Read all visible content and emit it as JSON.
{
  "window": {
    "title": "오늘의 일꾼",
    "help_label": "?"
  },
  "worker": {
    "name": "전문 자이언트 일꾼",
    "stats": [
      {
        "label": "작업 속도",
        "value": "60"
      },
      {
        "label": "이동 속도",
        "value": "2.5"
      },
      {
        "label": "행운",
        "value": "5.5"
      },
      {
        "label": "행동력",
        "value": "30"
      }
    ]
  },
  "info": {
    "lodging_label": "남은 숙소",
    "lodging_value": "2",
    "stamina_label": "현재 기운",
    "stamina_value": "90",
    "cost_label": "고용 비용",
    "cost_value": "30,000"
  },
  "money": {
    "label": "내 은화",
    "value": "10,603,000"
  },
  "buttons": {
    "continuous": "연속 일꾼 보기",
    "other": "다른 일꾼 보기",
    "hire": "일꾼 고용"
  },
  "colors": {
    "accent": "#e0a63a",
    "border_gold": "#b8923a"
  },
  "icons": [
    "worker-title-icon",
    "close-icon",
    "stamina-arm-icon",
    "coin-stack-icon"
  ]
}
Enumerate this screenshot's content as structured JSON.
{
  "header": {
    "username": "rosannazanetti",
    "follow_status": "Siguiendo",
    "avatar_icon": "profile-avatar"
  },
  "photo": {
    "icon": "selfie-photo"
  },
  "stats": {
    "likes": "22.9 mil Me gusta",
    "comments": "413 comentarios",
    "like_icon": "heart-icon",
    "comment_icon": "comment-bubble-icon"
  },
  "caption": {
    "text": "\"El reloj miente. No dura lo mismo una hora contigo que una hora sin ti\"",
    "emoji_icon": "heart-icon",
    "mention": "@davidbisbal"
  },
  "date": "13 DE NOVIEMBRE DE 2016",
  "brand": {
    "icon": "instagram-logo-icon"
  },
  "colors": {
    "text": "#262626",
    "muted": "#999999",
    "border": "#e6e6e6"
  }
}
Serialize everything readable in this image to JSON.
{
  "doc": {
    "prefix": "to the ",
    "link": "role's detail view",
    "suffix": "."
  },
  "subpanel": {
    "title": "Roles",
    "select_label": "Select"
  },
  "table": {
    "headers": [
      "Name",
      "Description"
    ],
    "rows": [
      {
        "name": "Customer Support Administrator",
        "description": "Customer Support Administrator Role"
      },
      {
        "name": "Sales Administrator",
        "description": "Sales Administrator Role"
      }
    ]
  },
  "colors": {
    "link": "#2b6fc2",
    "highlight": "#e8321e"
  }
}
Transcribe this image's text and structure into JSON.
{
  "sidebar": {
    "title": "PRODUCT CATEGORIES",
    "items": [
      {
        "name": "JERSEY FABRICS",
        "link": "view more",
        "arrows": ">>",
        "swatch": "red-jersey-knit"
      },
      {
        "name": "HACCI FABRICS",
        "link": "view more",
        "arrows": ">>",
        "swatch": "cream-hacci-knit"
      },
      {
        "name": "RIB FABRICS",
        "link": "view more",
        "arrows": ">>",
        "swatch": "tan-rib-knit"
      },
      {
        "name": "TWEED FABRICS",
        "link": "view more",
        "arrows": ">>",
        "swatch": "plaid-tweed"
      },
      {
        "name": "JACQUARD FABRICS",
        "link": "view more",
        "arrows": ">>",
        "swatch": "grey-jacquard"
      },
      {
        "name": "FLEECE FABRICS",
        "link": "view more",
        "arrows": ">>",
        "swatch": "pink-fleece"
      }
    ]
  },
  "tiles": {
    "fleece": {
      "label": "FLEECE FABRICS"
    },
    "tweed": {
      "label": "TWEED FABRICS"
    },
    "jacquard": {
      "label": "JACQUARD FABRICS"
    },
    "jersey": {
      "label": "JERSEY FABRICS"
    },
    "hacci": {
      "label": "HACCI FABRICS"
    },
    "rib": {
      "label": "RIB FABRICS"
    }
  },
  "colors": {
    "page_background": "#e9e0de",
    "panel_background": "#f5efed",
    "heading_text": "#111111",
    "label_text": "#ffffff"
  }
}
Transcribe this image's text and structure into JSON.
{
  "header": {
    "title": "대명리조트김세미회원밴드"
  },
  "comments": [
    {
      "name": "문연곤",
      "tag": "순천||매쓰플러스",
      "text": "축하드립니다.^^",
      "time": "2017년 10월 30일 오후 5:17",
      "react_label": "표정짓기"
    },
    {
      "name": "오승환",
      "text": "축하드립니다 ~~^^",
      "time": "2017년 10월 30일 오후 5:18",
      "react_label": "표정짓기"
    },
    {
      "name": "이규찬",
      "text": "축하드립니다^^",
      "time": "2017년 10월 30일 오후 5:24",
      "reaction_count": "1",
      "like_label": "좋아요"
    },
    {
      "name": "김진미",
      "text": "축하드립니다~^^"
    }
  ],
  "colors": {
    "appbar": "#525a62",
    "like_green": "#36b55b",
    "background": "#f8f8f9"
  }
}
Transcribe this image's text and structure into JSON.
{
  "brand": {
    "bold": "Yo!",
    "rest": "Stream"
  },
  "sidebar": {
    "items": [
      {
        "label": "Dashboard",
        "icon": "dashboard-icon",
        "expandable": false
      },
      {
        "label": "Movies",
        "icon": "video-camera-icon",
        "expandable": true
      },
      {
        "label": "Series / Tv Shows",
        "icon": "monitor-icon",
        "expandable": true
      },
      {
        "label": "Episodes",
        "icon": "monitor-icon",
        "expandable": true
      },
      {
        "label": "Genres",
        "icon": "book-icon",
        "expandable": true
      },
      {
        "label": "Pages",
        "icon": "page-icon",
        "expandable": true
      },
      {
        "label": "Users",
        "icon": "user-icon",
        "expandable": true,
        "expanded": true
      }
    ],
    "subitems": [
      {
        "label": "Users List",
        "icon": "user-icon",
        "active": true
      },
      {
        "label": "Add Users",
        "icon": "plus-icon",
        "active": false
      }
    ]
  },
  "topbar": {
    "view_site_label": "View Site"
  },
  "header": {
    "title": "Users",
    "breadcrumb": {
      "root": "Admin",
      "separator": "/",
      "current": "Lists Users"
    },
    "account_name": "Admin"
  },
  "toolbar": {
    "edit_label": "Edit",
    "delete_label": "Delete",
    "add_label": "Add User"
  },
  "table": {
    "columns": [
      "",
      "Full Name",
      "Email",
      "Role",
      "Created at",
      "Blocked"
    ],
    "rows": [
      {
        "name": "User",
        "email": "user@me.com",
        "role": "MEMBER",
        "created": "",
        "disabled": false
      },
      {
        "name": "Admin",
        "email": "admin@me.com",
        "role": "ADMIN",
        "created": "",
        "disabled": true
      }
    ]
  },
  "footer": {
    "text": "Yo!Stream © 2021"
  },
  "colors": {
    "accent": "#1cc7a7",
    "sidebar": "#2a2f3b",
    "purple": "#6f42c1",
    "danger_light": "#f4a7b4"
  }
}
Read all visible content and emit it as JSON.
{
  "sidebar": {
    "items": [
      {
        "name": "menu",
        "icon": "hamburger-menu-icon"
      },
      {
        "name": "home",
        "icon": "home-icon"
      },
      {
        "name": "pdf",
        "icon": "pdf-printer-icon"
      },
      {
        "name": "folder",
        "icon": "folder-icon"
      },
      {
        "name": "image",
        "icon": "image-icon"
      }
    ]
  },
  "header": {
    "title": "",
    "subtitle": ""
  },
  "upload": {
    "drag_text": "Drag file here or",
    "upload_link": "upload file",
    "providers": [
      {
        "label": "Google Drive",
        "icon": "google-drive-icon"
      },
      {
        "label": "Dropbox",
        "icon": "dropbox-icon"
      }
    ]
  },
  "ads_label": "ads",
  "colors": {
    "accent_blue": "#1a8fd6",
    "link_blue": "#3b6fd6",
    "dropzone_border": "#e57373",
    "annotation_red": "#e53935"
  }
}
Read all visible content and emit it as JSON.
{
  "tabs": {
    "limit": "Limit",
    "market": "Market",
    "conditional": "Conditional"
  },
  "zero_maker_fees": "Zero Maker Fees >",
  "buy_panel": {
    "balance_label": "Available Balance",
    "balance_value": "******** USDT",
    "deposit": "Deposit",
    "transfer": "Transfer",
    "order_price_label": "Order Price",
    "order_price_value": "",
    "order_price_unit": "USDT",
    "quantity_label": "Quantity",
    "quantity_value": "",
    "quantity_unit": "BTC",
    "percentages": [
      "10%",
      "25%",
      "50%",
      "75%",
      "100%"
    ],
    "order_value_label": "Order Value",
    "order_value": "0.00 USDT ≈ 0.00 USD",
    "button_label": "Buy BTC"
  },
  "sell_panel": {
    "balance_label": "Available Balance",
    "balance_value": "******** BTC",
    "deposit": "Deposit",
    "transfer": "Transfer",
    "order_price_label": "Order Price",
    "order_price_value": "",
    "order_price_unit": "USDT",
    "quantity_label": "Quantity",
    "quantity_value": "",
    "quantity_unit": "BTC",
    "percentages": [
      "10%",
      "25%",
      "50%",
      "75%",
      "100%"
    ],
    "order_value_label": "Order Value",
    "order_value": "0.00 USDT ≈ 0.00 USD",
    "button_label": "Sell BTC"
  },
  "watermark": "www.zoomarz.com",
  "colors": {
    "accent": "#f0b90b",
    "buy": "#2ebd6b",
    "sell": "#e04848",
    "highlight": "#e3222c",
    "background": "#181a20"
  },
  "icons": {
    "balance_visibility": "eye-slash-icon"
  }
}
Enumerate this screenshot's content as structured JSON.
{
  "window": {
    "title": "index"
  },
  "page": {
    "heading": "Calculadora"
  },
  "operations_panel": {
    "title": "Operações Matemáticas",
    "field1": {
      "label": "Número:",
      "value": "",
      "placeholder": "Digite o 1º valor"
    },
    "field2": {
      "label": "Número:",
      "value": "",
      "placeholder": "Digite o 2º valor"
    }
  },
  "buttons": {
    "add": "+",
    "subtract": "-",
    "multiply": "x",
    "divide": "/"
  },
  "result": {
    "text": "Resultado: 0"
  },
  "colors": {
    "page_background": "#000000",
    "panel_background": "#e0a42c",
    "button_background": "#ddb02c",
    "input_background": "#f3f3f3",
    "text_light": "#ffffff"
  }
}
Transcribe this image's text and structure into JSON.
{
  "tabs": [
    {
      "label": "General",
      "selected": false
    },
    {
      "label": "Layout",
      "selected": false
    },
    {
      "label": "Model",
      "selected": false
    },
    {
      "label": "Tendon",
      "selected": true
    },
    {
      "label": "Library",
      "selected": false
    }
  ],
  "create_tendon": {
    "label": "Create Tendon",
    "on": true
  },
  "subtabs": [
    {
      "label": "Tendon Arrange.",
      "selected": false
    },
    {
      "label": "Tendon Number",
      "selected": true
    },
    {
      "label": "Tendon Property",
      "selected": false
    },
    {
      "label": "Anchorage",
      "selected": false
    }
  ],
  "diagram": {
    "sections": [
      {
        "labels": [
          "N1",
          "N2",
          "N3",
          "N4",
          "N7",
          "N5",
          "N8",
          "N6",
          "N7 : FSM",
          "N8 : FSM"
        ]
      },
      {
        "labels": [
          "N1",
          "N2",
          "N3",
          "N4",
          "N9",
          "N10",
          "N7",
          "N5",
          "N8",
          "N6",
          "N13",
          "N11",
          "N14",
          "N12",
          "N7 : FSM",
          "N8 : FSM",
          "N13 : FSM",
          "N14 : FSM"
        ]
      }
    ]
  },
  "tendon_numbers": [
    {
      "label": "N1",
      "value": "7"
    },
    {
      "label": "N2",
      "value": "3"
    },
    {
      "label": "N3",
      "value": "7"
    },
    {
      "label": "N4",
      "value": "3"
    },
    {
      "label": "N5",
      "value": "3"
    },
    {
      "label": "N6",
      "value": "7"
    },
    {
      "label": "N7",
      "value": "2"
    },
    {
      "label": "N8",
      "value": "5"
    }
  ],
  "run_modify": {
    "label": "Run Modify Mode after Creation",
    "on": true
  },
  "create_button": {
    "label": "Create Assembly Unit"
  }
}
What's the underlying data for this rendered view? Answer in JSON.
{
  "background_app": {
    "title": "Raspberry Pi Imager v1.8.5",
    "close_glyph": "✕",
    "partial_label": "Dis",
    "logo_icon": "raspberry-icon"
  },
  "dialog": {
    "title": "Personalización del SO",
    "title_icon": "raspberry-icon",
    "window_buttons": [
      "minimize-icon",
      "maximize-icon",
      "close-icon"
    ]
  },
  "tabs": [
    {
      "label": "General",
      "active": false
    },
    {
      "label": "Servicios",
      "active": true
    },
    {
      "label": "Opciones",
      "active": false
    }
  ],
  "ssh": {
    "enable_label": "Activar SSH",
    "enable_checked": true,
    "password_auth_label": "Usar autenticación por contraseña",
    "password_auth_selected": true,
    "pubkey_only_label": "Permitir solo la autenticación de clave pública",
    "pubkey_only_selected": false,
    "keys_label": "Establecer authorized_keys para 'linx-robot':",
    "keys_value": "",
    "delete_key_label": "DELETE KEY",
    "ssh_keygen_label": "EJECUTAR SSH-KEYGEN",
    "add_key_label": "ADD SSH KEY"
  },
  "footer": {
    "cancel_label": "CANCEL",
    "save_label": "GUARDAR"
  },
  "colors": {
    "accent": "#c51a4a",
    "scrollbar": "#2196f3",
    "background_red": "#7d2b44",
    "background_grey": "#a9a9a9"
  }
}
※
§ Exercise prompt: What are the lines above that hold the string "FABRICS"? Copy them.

§ Exercise answer:
        "name": "JERSEY FABRICS",
        "name": "HACCI FABRICS",
        "name": "RIB FABRICS",
        "name": "TWEED FABRICS",
        "name": "JACQUARD FABRICS",
        "name": "FLEECE FABRICS",
      "label": "FLEECE FABRICS"
      "label": "TWEED FABRICS"
      "label": "JACQUARD FABRICS"
      "label": "JERSEY FABRICS"
      "label": "HACCI FABRICS"
      "label": "RIB FABRICS"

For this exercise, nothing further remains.